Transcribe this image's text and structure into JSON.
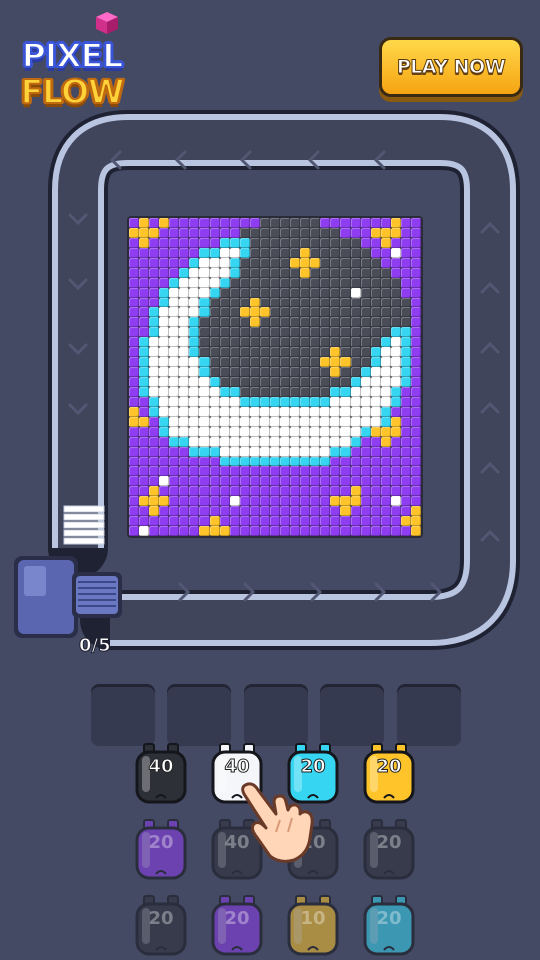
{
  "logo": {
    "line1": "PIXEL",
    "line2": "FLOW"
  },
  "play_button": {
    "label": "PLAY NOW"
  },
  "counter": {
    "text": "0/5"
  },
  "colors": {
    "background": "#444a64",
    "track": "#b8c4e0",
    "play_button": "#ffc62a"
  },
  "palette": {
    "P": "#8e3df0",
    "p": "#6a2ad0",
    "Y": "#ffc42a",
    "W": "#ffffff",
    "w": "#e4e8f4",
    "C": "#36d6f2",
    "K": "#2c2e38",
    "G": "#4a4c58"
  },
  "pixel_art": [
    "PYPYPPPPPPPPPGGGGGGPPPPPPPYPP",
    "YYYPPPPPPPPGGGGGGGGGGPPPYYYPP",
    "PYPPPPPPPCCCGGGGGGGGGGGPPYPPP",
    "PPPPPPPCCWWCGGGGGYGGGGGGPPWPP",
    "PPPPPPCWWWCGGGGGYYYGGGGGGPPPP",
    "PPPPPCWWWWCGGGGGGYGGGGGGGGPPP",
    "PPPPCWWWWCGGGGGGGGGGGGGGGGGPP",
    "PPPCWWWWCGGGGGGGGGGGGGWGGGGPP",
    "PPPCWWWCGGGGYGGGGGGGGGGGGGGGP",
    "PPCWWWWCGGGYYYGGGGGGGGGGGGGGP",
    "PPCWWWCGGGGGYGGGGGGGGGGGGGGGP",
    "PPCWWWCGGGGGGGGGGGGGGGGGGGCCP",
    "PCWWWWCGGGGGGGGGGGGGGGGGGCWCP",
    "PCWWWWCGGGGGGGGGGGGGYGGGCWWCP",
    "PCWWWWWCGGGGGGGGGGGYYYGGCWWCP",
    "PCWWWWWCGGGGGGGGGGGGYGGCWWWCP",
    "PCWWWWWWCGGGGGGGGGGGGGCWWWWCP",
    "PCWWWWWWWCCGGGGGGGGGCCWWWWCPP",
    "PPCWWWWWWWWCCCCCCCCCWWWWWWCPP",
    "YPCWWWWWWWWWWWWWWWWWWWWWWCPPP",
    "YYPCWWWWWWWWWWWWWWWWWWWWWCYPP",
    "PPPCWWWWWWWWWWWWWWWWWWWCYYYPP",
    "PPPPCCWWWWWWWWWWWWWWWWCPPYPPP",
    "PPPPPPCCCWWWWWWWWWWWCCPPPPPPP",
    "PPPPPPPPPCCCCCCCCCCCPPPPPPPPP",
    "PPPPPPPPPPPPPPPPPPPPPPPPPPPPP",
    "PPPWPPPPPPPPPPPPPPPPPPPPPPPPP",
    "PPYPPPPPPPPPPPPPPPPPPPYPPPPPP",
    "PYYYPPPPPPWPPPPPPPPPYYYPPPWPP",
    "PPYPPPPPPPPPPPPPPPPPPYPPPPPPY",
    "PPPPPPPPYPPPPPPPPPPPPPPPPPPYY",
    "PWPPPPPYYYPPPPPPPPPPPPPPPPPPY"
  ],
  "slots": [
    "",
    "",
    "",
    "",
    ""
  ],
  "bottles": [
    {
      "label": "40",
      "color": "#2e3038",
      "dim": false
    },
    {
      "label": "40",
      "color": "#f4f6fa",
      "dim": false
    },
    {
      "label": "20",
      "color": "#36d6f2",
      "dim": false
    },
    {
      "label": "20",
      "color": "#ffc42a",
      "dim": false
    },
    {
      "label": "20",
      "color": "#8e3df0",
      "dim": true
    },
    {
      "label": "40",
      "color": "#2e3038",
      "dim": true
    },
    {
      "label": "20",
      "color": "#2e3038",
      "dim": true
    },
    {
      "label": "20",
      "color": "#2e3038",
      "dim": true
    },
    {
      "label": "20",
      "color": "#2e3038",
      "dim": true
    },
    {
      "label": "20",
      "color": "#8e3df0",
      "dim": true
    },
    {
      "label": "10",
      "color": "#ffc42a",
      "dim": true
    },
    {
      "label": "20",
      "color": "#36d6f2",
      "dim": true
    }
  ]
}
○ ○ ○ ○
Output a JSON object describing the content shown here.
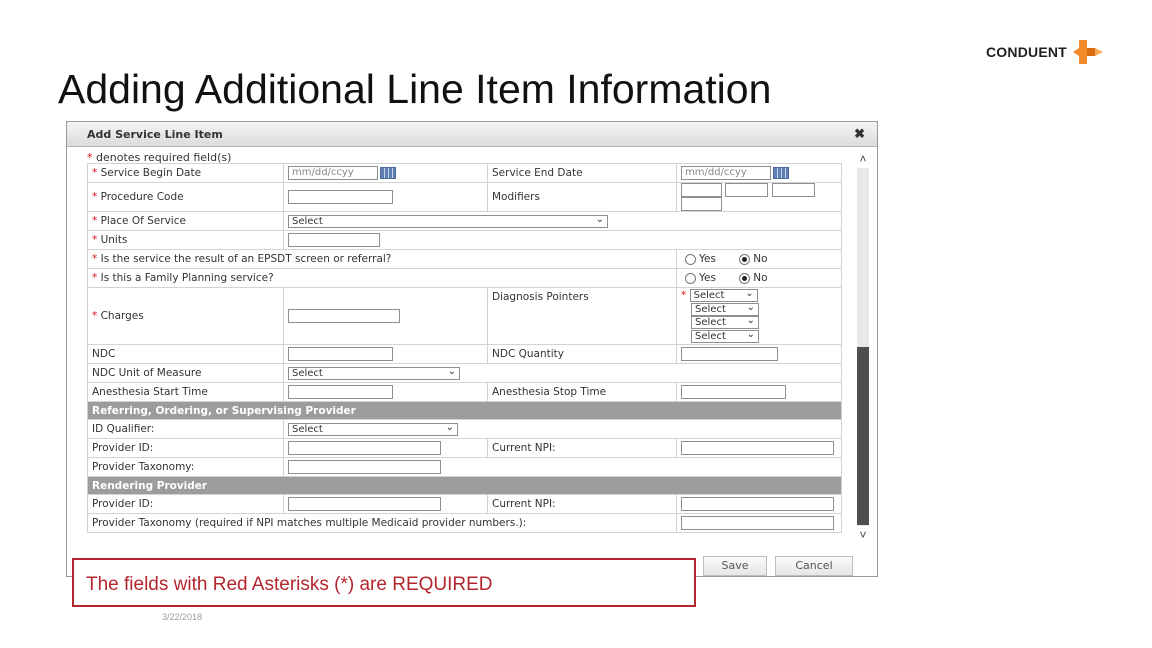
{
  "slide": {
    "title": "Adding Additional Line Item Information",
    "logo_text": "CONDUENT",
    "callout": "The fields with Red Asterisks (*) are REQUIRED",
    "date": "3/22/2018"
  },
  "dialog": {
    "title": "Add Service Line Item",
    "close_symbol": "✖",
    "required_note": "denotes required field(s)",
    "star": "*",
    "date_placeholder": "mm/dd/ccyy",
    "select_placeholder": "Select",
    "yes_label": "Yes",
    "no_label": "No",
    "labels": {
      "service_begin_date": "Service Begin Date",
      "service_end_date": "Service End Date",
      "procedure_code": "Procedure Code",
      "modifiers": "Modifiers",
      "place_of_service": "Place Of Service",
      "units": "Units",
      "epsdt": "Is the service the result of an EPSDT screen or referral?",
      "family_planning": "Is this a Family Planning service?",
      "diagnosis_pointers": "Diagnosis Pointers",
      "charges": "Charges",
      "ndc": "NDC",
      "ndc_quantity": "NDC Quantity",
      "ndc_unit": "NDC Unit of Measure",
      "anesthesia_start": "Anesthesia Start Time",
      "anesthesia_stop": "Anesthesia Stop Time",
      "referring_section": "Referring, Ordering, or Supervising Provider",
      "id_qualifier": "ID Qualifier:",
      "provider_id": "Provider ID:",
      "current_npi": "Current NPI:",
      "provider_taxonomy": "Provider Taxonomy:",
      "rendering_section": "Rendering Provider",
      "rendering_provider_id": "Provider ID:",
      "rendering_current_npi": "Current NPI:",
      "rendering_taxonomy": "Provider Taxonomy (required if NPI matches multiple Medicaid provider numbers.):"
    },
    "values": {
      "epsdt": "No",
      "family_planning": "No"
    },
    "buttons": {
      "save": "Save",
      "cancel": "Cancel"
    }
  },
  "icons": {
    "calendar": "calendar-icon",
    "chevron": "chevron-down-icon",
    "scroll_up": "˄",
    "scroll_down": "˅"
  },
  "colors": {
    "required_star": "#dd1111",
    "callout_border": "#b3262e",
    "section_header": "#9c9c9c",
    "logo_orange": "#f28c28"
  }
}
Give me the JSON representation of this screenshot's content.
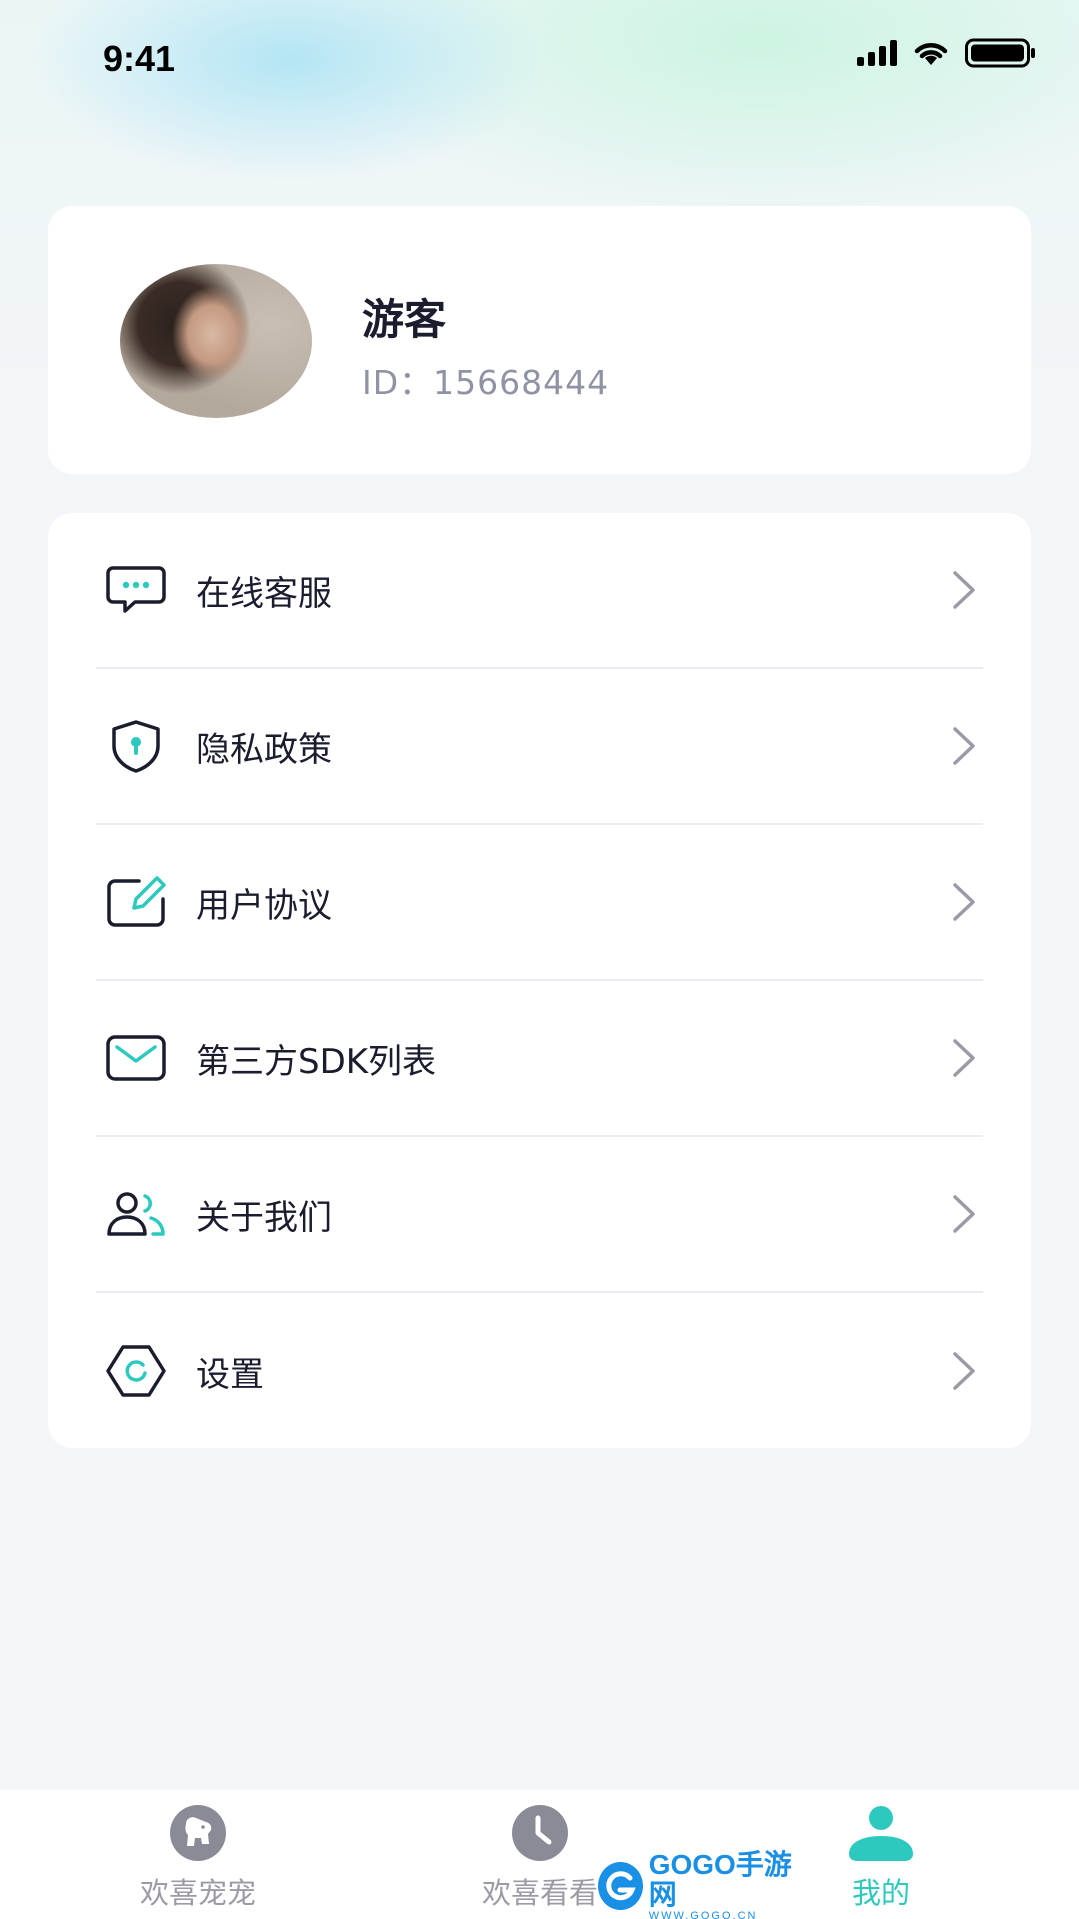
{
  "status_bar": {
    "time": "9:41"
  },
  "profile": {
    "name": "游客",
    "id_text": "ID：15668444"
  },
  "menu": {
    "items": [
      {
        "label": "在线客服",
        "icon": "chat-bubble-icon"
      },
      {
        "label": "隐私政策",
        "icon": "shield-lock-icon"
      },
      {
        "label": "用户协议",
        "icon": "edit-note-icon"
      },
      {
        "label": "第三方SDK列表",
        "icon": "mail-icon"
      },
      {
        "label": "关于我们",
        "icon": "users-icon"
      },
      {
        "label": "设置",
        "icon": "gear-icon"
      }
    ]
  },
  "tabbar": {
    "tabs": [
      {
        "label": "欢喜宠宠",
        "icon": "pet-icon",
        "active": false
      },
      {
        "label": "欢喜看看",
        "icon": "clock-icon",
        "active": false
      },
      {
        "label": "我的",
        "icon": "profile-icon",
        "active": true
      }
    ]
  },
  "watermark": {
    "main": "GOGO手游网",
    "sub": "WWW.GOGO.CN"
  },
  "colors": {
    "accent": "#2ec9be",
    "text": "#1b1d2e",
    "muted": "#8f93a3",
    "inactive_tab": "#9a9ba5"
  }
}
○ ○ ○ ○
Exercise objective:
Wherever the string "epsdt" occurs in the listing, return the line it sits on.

Solved problem:
      "epsdt": "Is the service the result of an EPSDT screen or referral?",
      "epsdt": "No",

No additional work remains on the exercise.